*ACTION ITEM*:
Set down all of the entries word for word, omitting the images they contain.

*THE DATA*:
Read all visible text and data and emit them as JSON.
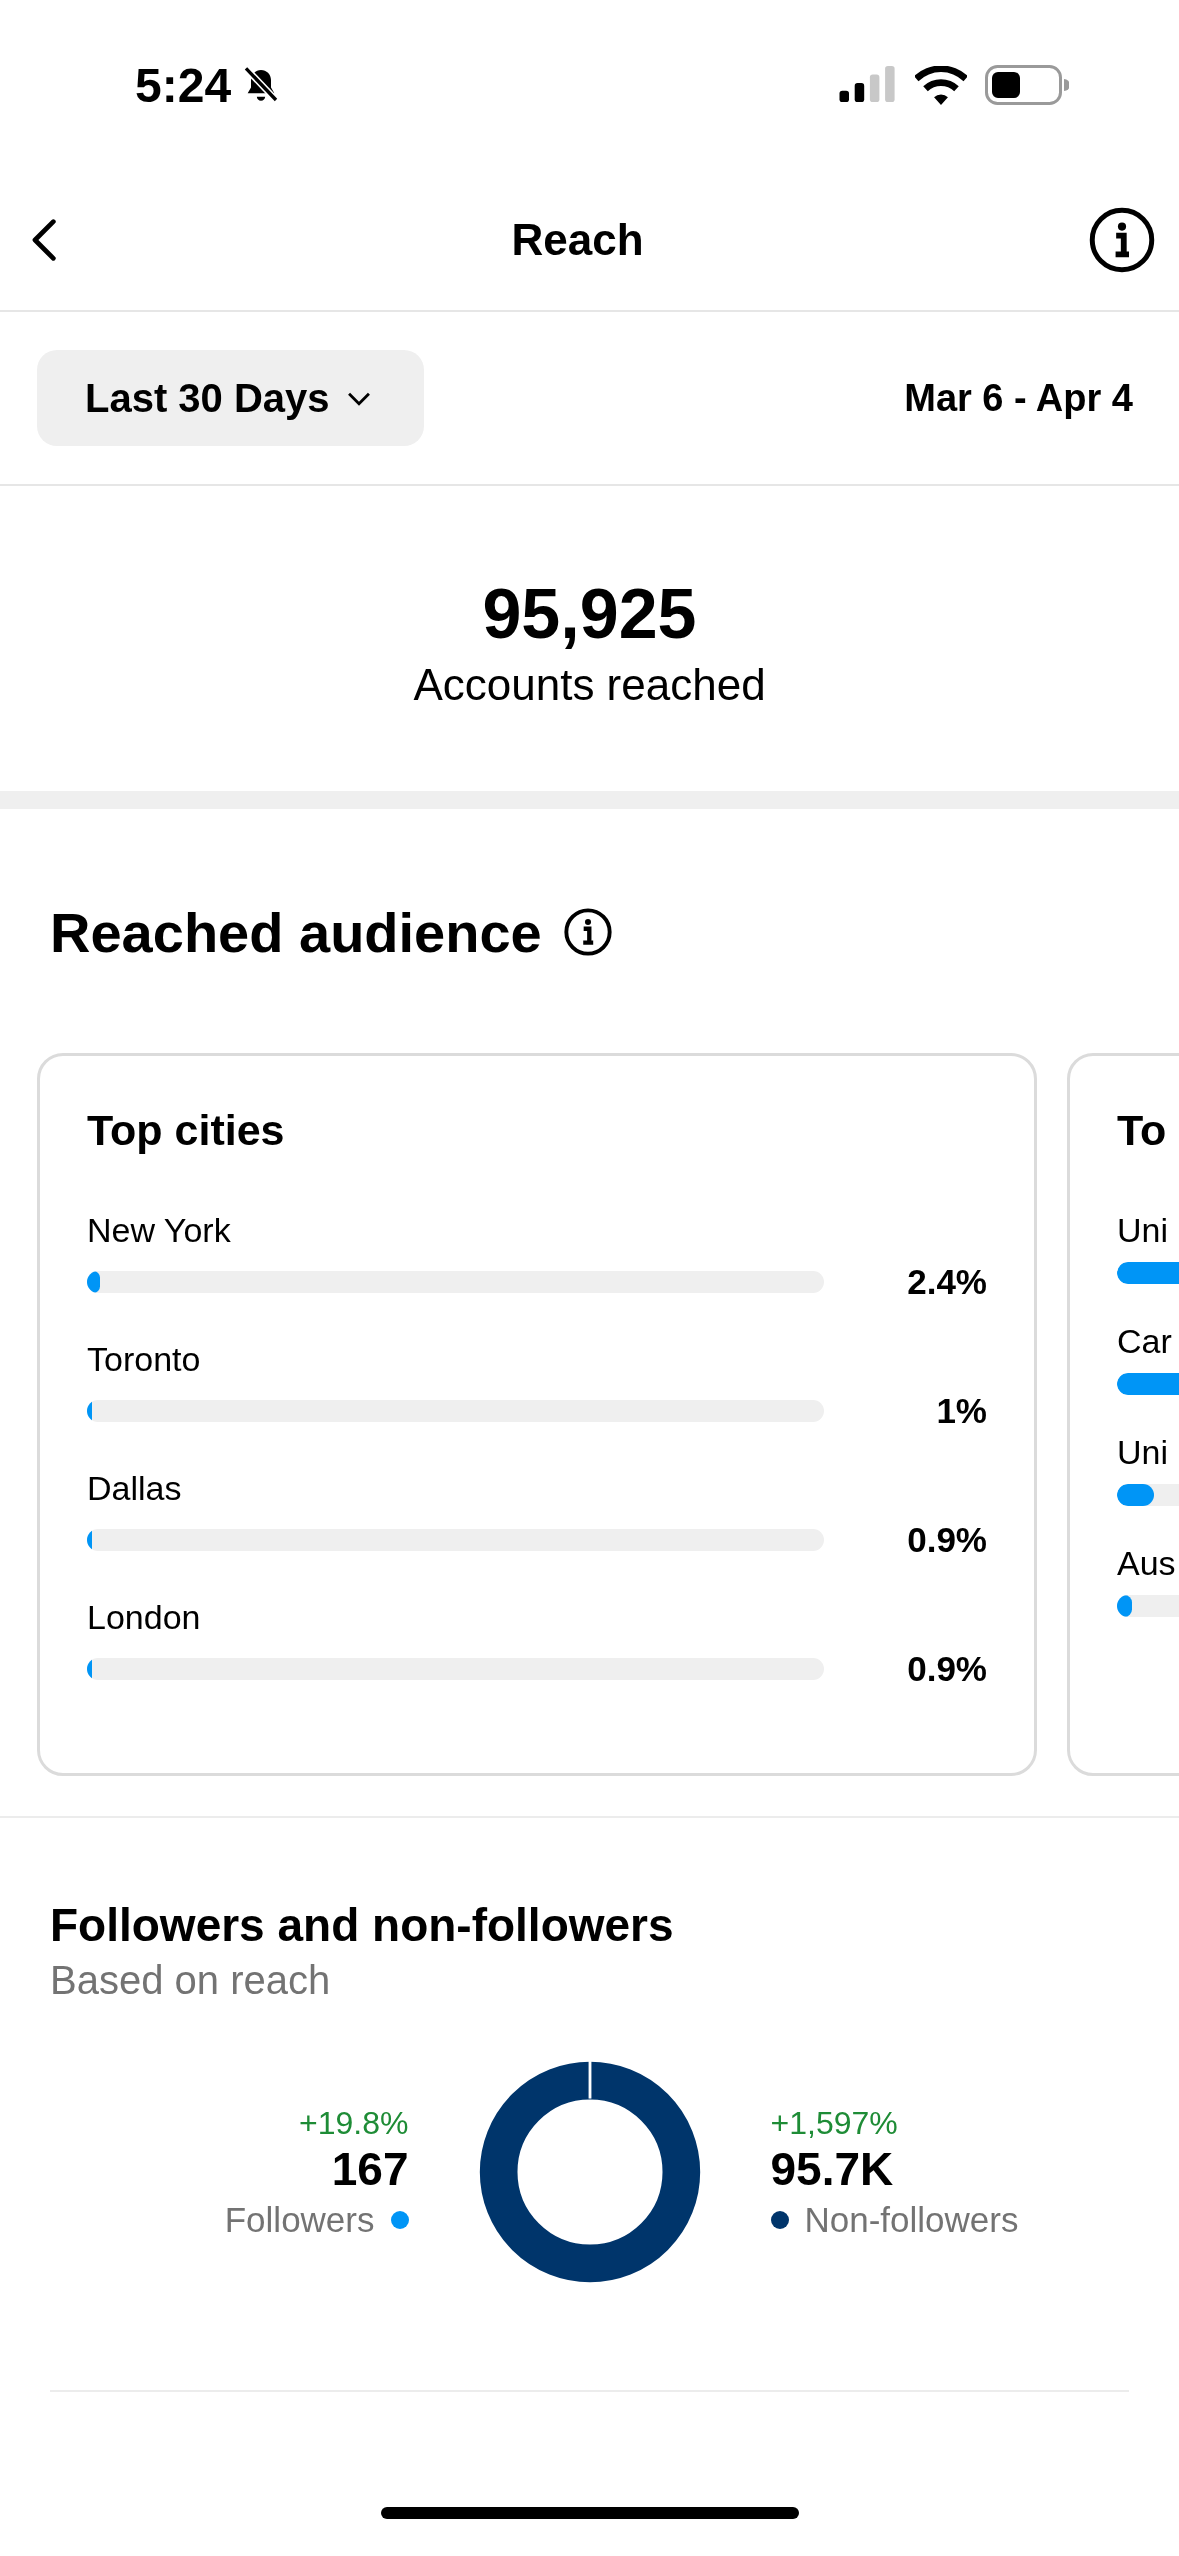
{
  "status_bar": {
    "time": "5:24"
  },
  "header": {
    "title": "Reach"
  },
  "filter": {
    "period": "Last 30 Days",
    "date_range": "Mar 6 - Apr 4"
  },
  "summary": {
    "value": "95,925",
    "label": "Accounts reached"
  },
  "audience": {
    "title": "Reached audience",
    "cards": [
      {
        "title": "Top cities",
        "rows": [
          {
            "label": "New York",
            "level": 0.018,
            "value": "2.4%"
          },
          {
            "label": "Toronto",
            "level": 0.006,
            "value": "1%"
          },
          {
            "label": "Dallas",
            "level": 0.006,
            "value": "0.9%"
          },
          {
            "label": "London",
            "level": 0.006,
            "value": "0.9%"
          }
        ]
      },
      {
        "title": "To",
        "rows": [
          {
            "label": "Uni",
            "level": 0.5
          },
          {
            "label": "Car",
            "level": 0.17
          },
          {
            "label": "Uni",
            "level": 0.05
          },
          {
            "label": "Aus",
            "level": 0.02
          }
        ]
      }
    ]
  },
  "followers": {
    "title": "Followers and non-followers",
    "subtitle": "Based on reach",
    "groups": [
      {
        "change": "+19.8%",
        "value": "167",
        "label": "Followers",
        "color": "#0095f6"
      },
      {
        "change": "+1,597%",
        "value": "95.7K",
        "label": "Non-followers",
        "color": "#00356b"
      }
    ]
  }
}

*ANSWER FOR THE TASK*:
Read all visible text and data and emit them as JSON.
{
  "status_bar": {
    "time": "5:24"
  },
  "header": {
    "title": "Reach"
  },
  "filter": {
    "period": "Last 30 Days",
    "date_range": "Mar 6 - Apr 4"
  },
  "summary": {
    "value": "95,925",
    "label": "Accounts reached"
  },
  "audience": {
    "title": "Reached audience",
    "cards": [
      {
        "title": "Top cities",
        "rows": [
          {
            "label": "New York",
            "level": 0.018,
            "value": "2.4%"
          },
          {
            "label": "Toronto",
            "level": 0.006,
            "value": "1%"
          },
          {
            "label": "Dallas",
            "level": 0.006,
            "value": "0.9%"
          },
          {
            "label": "London",
            "level": 0.006,
            "value": "0.9%"
          }
        ]
      },
      {
        "title": "To",
        "rows": [
          {
            "label": "Uni",
            "level": 0.5
          },
          {
            "label": "Car",
            "level": 0.17
          },
          {
            "label": "Uni",
            "level": 0.05
          },
          {
            "label": "Aus",
            "level": 0.02
          }
        ]
      }
    ]
  },
  "followers": {
    "title": "Followers and non-followers",
    "subtitle": "Based on reach",
    "groups": [
      {
        "change": "+19.8%",
        "value": "167",
        "label": "Followers",
        "color": "#0095f6"
      },
      {
        "change": "+1,597%",
        "value": "95.7K",
        "label": "Non-followers",
        "color": "#00356b"
      }
    ]
  }
}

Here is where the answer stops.